Source data
Segment Open

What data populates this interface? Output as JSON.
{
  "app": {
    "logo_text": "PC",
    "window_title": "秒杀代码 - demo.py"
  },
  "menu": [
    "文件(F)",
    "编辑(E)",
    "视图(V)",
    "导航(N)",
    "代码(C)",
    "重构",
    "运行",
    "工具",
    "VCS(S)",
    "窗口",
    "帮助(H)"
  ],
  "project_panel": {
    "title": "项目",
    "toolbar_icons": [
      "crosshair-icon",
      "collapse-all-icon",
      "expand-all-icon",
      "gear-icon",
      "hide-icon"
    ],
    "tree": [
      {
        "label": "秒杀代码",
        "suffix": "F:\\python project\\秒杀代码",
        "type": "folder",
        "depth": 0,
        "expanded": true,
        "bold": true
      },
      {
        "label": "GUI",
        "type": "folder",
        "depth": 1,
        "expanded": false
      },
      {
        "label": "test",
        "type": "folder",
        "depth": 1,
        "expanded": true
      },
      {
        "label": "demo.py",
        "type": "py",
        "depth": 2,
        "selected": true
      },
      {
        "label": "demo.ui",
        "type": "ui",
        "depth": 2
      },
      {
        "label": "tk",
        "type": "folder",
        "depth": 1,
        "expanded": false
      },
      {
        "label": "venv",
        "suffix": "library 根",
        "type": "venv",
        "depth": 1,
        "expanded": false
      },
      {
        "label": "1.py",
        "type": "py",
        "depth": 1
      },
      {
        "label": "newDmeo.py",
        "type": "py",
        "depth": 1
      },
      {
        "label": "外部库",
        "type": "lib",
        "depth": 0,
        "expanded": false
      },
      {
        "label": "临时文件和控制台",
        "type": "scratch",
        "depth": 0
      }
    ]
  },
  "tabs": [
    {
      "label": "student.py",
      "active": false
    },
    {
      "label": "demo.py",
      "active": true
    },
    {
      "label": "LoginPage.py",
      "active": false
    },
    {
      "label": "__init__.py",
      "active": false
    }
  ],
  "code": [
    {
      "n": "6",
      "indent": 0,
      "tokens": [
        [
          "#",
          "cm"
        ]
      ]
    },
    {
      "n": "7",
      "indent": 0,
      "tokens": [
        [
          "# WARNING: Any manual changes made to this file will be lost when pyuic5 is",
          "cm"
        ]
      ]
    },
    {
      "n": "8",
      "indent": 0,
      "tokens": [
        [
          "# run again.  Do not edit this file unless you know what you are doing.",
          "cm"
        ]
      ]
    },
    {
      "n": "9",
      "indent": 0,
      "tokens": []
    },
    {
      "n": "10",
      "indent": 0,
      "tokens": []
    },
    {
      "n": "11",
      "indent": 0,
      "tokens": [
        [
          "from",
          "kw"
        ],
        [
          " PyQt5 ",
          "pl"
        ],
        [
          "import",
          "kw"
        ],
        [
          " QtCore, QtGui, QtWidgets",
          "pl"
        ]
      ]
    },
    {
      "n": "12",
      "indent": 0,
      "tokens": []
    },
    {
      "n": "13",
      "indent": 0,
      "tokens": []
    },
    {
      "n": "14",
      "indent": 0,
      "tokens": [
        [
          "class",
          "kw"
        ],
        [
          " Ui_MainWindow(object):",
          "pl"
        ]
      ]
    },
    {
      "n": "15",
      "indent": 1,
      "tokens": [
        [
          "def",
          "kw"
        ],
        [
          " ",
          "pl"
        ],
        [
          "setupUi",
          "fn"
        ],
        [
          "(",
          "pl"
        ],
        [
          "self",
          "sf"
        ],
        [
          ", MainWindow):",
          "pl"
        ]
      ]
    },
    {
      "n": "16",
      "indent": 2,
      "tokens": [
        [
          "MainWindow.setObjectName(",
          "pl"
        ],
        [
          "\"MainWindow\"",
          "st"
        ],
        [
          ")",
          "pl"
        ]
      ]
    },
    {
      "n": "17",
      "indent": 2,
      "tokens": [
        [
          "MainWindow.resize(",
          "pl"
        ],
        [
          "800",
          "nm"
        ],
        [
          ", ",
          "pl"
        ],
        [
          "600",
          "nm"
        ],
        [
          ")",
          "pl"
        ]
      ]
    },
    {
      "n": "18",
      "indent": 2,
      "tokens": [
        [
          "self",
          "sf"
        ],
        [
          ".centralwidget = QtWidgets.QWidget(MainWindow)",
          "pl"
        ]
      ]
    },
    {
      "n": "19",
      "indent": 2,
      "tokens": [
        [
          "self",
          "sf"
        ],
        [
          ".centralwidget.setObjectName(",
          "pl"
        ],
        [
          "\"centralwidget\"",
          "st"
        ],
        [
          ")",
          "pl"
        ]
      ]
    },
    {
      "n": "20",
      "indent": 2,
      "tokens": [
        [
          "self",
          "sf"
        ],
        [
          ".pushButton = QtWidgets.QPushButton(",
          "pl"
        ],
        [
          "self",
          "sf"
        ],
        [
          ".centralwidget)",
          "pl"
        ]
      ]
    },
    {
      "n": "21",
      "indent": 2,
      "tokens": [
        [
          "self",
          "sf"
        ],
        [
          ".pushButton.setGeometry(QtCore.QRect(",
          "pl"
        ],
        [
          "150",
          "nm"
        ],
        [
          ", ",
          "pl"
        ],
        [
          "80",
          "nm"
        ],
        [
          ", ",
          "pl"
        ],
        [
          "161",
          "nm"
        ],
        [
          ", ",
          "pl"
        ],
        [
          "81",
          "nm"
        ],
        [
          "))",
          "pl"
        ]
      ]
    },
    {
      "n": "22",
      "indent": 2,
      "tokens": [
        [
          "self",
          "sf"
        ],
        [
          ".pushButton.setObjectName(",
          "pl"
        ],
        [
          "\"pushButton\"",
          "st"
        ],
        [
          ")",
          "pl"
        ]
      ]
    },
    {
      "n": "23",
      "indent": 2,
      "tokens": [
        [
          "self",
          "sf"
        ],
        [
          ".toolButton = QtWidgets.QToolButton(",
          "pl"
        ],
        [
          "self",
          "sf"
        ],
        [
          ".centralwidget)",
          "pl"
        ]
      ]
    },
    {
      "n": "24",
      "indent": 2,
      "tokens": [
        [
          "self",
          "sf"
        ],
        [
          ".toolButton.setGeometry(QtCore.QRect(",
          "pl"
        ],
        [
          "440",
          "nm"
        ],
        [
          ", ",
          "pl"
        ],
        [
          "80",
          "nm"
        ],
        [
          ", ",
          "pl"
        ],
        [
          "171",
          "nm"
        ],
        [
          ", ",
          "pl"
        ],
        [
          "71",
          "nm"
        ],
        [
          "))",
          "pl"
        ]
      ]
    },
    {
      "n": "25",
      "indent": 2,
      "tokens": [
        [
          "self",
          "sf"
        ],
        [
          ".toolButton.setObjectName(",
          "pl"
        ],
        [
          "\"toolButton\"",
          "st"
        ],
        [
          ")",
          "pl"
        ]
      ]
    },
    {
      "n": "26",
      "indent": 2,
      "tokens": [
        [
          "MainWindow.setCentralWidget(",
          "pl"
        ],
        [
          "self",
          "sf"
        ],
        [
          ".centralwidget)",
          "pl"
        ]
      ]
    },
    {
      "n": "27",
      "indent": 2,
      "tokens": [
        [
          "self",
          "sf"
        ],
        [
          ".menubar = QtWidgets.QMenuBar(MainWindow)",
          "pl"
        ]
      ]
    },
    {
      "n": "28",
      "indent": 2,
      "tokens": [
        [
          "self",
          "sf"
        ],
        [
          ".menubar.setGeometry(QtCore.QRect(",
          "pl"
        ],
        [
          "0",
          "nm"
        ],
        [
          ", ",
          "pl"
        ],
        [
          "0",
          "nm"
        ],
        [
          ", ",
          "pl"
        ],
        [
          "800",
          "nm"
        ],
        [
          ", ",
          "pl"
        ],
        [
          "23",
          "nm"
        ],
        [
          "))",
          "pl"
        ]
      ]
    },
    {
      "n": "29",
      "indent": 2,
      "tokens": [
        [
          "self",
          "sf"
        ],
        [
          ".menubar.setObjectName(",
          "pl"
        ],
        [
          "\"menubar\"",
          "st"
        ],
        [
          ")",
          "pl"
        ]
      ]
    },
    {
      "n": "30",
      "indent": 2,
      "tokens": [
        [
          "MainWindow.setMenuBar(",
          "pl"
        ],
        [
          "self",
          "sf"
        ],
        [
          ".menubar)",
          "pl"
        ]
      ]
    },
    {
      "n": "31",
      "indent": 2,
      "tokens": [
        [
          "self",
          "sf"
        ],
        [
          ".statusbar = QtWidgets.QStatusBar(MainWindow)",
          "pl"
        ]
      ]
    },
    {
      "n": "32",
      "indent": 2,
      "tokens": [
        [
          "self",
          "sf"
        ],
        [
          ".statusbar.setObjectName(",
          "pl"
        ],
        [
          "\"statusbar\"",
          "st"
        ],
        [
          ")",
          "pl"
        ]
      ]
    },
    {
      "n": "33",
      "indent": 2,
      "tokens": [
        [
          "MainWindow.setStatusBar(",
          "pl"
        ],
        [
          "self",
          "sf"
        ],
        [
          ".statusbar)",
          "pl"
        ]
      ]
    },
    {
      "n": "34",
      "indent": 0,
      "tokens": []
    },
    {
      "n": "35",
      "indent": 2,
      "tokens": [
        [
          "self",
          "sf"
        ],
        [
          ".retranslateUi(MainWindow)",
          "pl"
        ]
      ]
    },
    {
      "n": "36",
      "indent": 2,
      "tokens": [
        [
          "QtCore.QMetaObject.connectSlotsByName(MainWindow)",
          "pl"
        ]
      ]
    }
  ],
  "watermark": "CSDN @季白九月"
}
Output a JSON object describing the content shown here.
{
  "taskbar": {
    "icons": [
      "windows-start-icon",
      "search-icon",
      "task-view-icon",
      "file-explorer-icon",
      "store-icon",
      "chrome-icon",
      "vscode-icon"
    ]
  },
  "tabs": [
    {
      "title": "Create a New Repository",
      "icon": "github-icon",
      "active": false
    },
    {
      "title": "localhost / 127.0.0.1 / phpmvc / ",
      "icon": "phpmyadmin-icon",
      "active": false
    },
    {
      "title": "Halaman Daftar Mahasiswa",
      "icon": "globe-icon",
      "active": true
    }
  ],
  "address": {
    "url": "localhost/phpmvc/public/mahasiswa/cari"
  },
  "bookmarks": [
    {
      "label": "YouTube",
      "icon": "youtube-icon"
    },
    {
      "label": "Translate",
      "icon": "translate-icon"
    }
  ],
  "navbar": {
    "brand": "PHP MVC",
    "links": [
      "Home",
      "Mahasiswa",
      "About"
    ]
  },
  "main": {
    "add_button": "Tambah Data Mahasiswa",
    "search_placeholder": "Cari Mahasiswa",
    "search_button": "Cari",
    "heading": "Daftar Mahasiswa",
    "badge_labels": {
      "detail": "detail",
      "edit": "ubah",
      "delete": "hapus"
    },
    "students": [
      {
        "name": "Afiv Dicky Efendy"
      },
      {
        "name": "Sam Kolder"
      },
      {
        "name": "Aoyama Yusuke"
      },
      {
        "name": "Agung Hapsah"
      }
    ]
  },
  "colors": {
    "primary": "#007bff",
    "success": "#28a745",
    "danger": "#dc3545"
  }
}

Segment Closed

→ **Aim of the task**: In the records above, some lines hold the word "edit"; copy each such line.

→ **Result of the exercise**:
          "# run again.  Do not edit this file unless you know what you are doing.",
      "edit": "ubah",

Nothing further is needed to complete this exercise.